In November 2016 A Bu performed Kaputin's works, including Big Band Sounds, Op. 10 and Piano Concerto No. 2 Op. 14, during a concert held at Moscow International House of Music. The concert, featuring music pieces by Kaputin, was held before the Russian pianist's 79th birthday. After the concert, A Bu visited him on his birthday, Nov 22.
Born in Beijing, A Bu, whose real name is Dai Liang, began training in classical piano after he walked into a music shop with his parents and pointed to the biggest instrument he could see, a piano, when he was 4.
Before he turned 10 he was enrolled to study at the primary school of the Central Conservatory of Music in Beijing.

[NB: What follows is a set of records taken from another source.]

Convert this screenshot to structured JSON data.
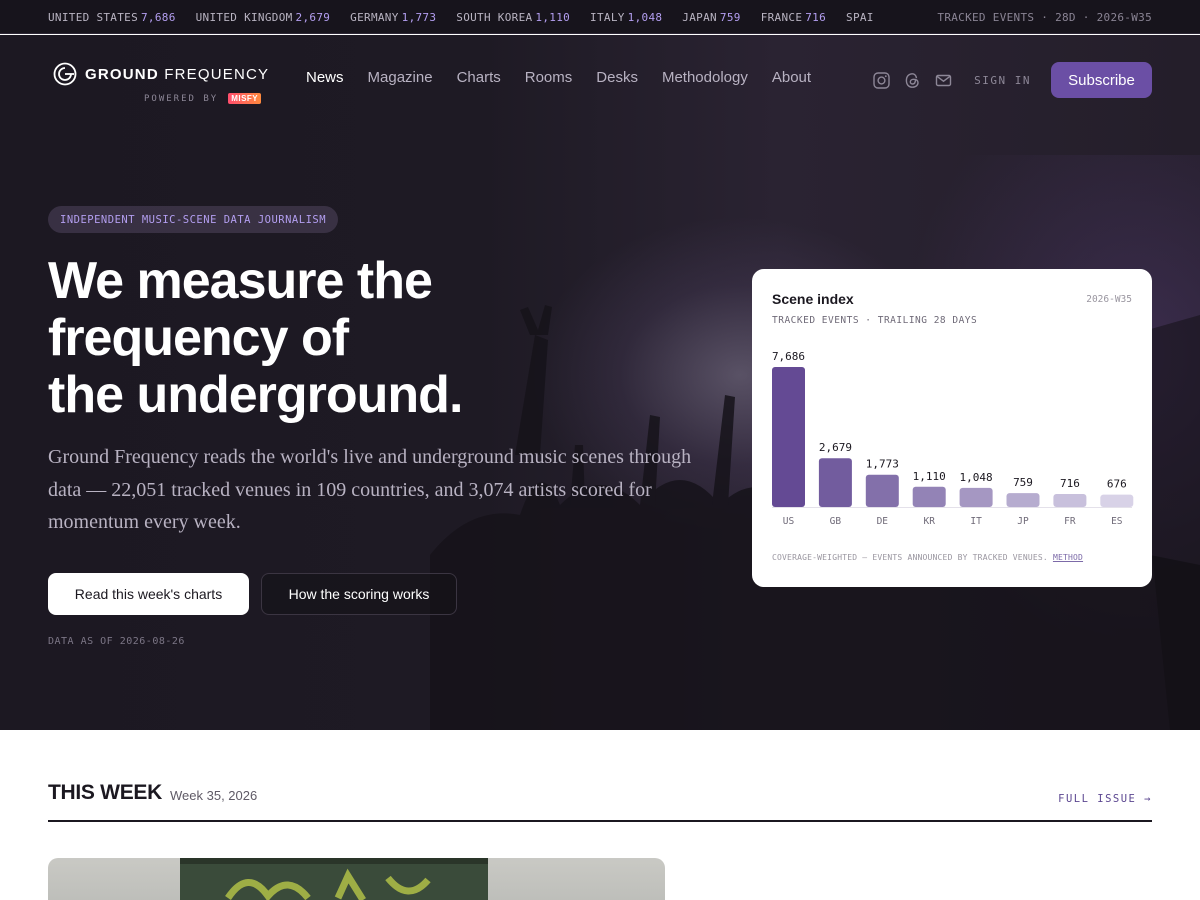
{
  "ticker": {
    "items": [
      {
        "country": "UNITED STATES",
        "value": "7,686"
      },
      {
        "country": "UNITED KINGDOM",
        "value": "2,679"
      },
      {
        "country": "GERMANY",
        "value": "1,773"
      },
      {
        "country": "SOUTH KOREA",
        "value": "1,110"
      },
      {
        "country": "ITALY",
        "value": "1,048"
      },
      {
        "country": "JAPAN",
        "value": "759"
      },
      {
        "country": "FRANCE",
        "value": "716"
      },
      {
        "country": "SPAI",
        "value": ""
      }
    ],
    "meta": "TRACKED EVENTS · 28D · 2026-W35"
  },
  "brand": {
    "name_bold": "GROUND",
    "name_light": " FREQUENCY",
    "powered_by": "POWERED BY",
    "partner": "MISFY"
  },
  "nav": {
    "items": [
      "News",
      "Magazine",
      "Charts",
      "Rooms",
      "Desks",
      "Methodology",
      "About"
    ],
    "active": "News",
    "social_icons": [
      "instagram-icon",
      "threads-icon",
      "mail-icon"
    ],
    "sign_in": "SIGN IN",
    "subscribe": "Subscribe"
  },
  "hero": {
    "eyebrow": "INDEPENDENT MUSIC-SCENE DATA JOURNALISM",
    "headline_lines": [
      "We measure the",
      "frequency of",
      "the underground."
    ],
    "lede": "Ground Frequency reads the world's live and underground music scenes through data — 22,051 tracked venues in 109 countries, and 3,074 artists scored for momentum every week.",
    "cta_primary": "Read this week's charts",
    "cta_secondary": "How the scoring works",
    "data_as_of": "DATA AS OF 2026-08-26"
  },
  "scene_card": {
    "title": "Scene index",
    "week": "2026-W35",
    "subtitle": "TRACKED EVENTS · TRAILING 28 DAYS",
    "footnote": "COVERAGE-WEIGHTED — EVENTS ANNOUNCED BY TRACKED VENUES.",
    "footnote_link": "METHOD"
  },
  "chart_data": {
    "type": "bar",
    "categories": [
      "US",
      "GB",
      "DE",
      "KR",
      "IT",
      "JP",
      "FR",
      "ES"
    ],
    "values": [
      7686,
      2679,
      1773,
      1110,
      1048,
      759,
      716,
      676
    ],
    "value_labels": [
      "7,686",
      "2,679",
      "1,773",
      "1,110",
      "1,048",
      "759",
      "716",
      "676"
    ],
    "title": "Scene index",
    "xlabel": "",
    "ylabel": "",
    "grid": false,
    "bar_colors": [
      "#644a94",
      "#725c9e",
      "#8370aa",
      "#9383b6",
      "#a597c2",
      "#b6accf",
      "#c8c0dc",
      "#d8d2e7"
    ]
  },
  "this_week": {
    "title": "THIS WEEK",
    "subtitle": "Week 35, 2026",
    "full_issue": "FULL ISSUE →"
  }
}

After his father, Dai Bin, a music lover, found that his son enjoyed playing impromptu for hours after finishing the practice sessions assigned by his teachers, Dai Bin invited the Chinese pianist Kong Hongwei, who formed one of the country's pioneering jazz bands, Golden Buddha, to teach his son for more than five years.
The father usually took his son to watch live jazz music at Beijing's popular jazz music venues, such as CD Cafe and East Shore Cafe, where Dai Liang not only watched a lot of live jazz performances but also performed with jazz musicians.
"I love playing onstage, which is like a process of sharing, and it makes me happy," A Bu says.
In 2015 A Bu won the First Prize and Audience Choice of the prestigious Montreux Jazz Solo Piano Competition in Switzerland, the first Chinese musician to do so. A year later he was invited to give solo performances during the 50th birthday edition of Montreux Jazz Festival.
Because of the coronavirus pandemic, A Bu has spent a lot of time practicing at home over the past 11 months, which allows him to write music.
"I am drawn to ideas I get from my everyday life, " he says. "I collect them in my phones or on paper. Some of the ideas will be developed into compositions. Besides being a pianist, I want to have different roles as a musician, such as composer, producer, conductor and arranger by taking part in various projects."